Assigned task
Report every line of the entries that contains the word "description".

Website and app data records
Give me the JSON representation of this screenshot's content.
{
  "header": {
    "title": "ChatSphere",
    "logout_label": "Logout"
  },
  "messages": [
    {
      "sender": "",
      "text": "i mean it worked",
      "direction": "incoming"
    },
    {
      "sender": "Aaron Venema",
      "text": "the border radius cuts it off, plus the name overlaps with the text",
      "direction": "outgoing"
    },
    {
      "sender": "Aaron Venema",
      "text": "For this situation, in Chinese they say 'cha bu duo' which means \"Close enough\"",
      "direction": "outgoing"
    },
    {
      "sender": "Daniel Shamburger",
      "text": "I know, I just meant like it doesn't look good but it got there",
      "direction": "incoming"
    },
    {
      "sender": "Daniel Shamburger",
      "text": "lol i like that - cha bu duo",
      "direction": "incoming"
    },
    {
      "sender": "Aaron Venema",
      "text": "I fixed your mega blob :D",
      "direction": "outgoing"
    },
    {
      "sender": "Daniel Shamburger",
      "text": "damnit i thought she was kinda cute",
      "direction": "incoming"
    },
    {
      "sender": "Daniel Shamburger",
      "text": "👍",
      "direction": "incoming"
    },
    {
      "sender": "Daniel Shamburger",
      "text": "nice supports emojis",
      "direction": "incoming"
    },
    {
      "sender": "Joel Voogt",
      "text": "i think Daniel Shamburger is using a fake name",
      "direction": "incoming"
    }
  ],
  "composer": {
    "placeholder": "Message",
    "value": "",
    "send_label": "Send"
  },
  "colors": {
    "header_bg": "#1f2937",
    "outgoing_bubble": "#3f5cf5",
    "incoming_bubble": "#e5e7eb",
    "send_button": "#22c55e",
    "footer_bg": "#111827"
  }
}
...
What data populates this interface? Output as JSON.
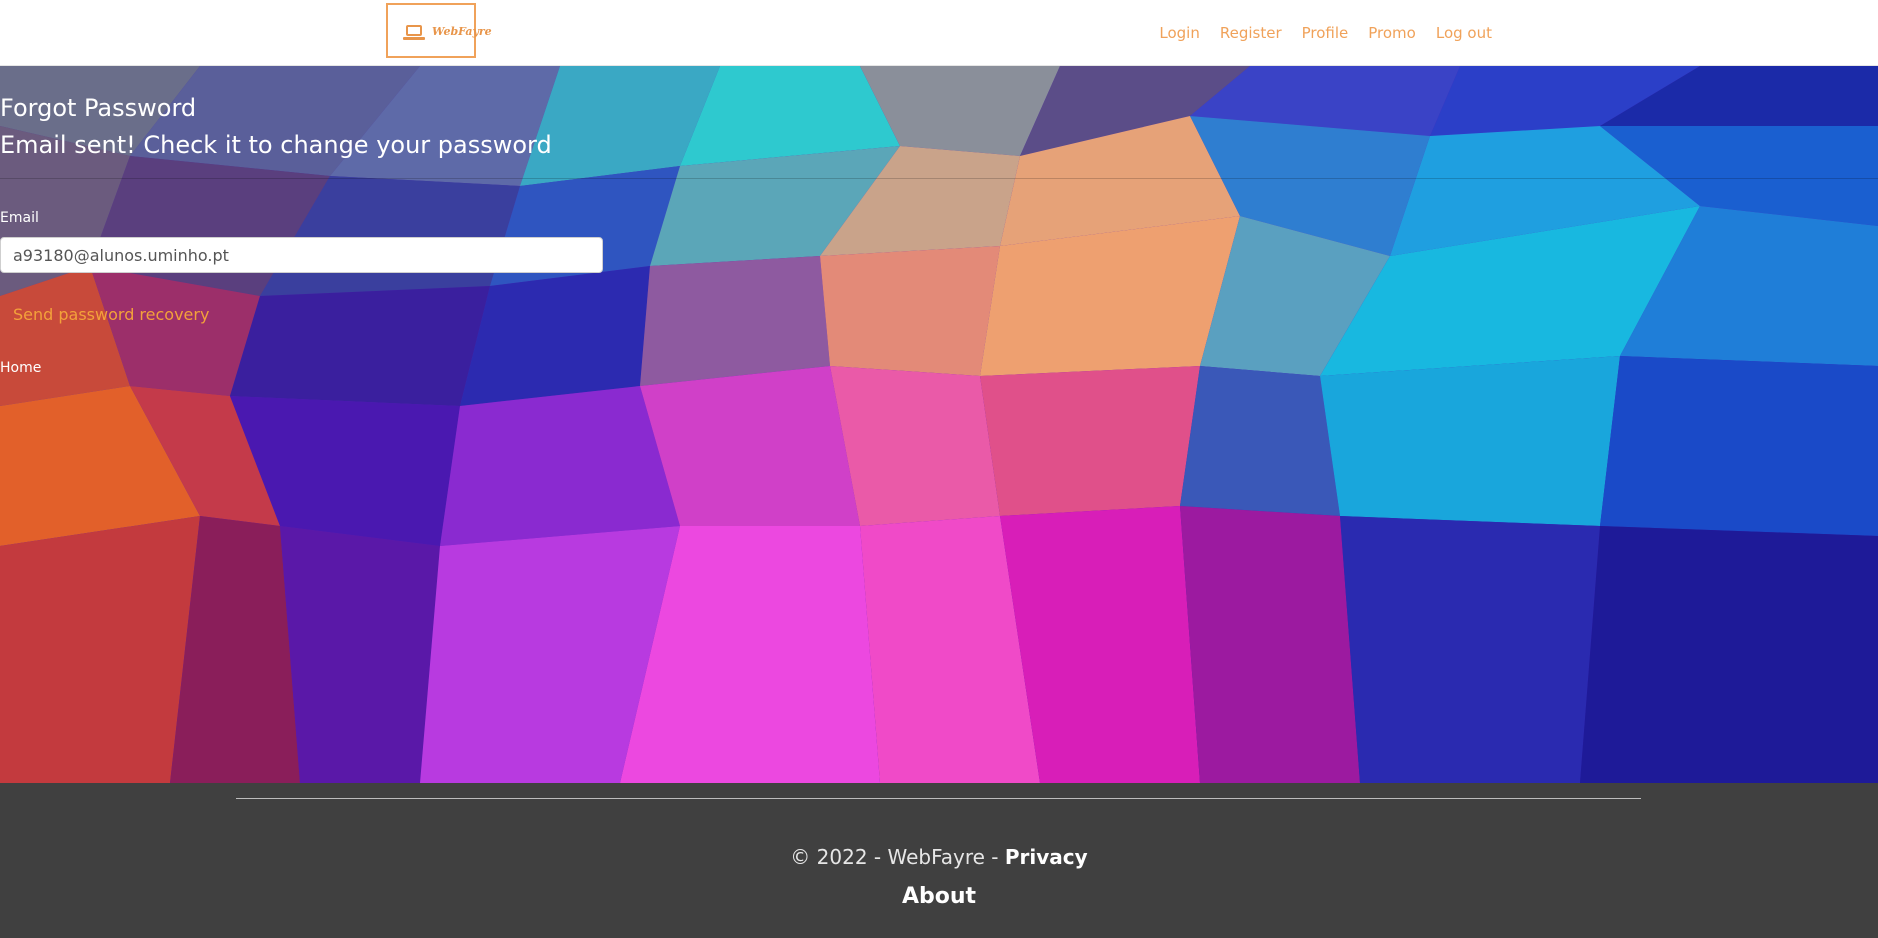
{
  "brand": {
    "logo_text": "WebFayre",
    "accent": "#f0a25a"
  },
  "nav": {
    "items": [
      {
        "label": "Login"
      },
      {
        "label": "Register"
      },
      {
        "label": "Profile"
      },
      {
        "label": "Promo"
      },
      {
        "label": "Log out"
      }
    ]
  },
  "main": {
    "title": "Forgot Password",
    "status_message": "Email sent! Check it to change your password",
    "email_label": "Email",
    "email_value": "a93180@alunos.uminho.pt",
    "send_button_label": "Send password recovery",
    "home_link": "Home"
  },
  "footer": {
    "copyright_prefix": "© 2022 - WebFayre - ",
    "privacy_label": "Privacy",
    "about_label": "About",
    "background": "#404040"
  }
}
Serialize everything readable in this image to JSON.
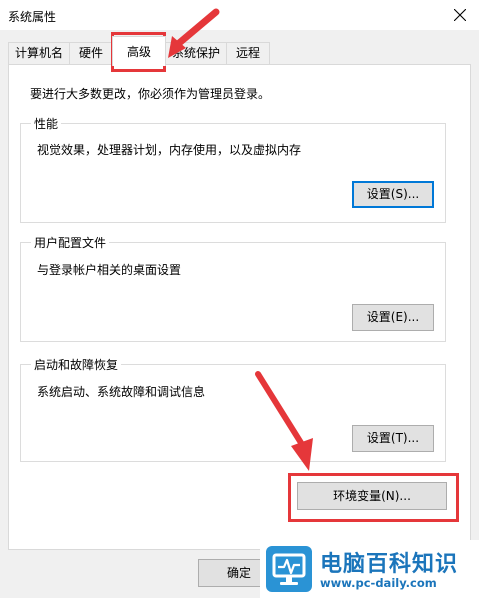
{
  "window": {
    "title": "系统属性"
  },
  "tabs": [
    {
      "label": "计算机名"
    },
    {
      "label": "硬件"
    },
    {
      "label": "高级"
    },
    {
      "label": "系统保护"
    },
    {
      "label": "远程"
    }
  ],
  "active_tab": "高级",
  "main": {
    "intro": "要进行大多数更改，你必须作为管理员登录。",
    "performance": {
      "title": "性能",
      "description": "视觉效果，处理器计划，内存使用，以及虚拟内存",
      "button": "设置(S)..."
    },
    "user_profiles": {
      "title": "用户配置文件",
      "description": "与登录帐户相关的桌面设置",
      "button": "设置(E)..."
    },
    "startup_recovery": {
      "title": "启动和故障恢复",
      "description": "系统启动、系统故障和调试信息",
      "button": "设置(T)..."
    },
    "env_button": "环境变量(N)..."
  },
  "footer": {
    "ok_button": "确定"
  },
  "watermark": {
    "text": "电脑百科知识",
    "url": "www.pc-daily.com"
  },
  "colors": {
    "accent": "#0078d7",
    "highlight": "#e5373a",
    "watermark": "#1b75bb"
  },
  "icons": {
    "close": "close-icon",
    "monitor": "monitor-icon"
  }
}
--
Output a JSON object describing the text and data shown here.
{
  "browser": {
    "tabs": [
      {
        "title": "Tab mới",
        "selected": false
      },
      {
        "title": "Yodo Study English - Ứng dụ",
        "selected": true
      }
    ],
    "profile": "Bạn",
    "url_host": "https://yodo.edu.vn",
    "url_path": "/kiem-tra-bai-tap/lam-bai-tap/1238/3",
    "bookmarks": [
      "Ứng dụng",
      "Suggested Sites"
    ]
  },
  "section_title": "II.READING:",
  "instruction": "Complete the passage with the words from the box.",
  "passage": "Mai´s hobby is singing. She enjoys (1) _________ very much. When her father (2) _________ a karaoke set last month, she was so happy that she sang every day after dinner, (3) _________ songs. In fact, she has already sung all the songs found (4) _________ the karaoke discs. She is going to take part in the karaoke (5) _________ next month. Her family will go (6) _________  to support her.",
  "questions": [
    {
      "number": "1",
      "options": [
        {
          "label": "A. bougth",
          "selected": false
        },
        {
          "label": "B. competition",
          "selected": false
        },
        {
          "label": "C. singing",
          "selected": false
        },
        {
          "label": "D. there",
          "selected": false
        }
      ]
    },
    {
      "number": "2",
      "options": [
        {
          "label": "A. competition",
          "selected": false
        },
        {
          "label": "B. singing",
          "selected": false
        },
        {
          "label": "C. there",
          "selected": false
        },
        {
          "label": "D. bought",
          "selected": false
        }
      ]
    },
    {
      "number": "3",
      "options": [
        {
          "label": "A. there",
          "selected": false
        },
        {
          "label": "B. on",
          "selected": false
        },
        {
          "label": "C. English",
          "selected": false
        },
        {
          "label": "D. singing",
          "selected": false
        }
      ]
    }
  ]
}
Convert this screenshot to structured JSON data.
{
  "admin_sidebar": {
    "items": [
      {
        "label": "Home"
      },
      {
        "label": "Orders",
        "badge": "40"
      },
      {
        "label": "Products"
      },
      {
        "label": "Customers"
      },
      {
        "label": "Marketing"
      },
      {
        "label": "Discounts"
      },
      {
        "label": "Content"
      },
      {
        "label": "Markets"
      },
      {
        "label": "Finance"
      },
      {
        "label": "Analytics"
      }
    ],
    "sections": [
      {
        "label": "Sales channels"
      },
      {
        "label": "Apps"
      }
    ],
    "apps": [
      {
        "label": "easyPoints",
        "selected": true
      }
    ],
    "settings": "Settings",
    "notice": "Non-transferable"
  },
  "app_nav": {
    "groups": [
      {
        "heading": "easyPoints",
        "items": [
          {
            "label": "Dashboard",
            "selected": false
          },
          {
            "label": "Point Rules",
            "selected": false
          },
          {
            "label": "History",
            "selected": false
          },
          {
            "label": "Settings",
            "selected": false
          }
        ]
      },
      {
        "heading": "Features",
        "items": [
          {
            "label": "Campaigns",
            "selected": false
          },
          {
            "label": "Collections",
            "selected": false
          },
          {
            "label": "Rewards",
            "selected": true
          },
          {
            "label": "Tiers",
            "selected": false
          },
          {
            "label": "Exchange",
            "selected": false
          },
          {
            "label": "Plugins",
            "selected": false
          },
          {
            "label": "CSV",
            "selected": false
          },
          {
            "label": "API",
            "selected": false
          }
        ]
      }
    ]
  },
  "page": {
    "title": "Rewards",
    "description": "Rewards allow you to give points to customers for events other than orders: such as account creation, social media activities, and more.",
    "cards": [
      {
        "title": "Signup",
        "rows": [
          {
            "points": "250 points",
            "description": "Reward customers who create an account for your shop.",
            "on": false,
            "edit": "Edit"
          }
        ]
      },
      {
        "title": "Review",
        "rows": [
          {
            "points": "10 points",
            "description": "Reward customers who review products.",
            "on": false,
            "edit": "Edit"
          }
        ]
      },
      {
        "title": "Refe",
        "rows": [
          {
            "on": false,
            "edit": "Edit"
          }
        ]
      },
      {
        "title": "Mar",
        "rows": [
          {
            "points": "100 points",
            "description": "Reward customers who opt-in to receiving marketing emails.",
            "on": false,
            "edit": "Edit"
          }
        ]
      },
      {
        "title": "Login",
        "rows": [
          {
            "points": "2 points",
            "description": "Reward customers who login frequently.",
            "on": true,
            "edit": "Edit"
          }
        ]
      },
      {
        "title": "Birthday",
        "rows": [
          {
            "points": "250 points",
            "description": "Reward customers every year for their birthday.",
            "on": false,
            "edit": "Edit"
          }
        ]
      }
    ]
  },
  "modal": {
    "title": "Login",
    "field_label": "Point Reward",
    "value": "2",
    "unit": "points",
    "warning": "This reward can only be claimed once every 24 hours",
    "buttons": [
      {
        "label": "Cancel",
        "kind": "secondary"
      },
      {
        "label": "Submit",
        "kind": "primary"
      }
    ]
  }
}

Written answer
      "description": "视觉效果，处理器计划，内存使用，以及虚拟内存",
      "description": "与登录帐户相关的桌面设置",
      "description": "系统启动、系统故障和调试信息",
    "description": "Rewards allow you to give points to customers for events other than orders: such as account creation, social media activities, and more.",
            "description": "Reward customers who create an account for your shop.",
            "description": "Reward customers who review products.",
            "description": "Reward customers who opt-in to receiving marketing emails.",
            "description": "Reward customers who login frequently.",
            "description": "Reward customers every year for their birthday.",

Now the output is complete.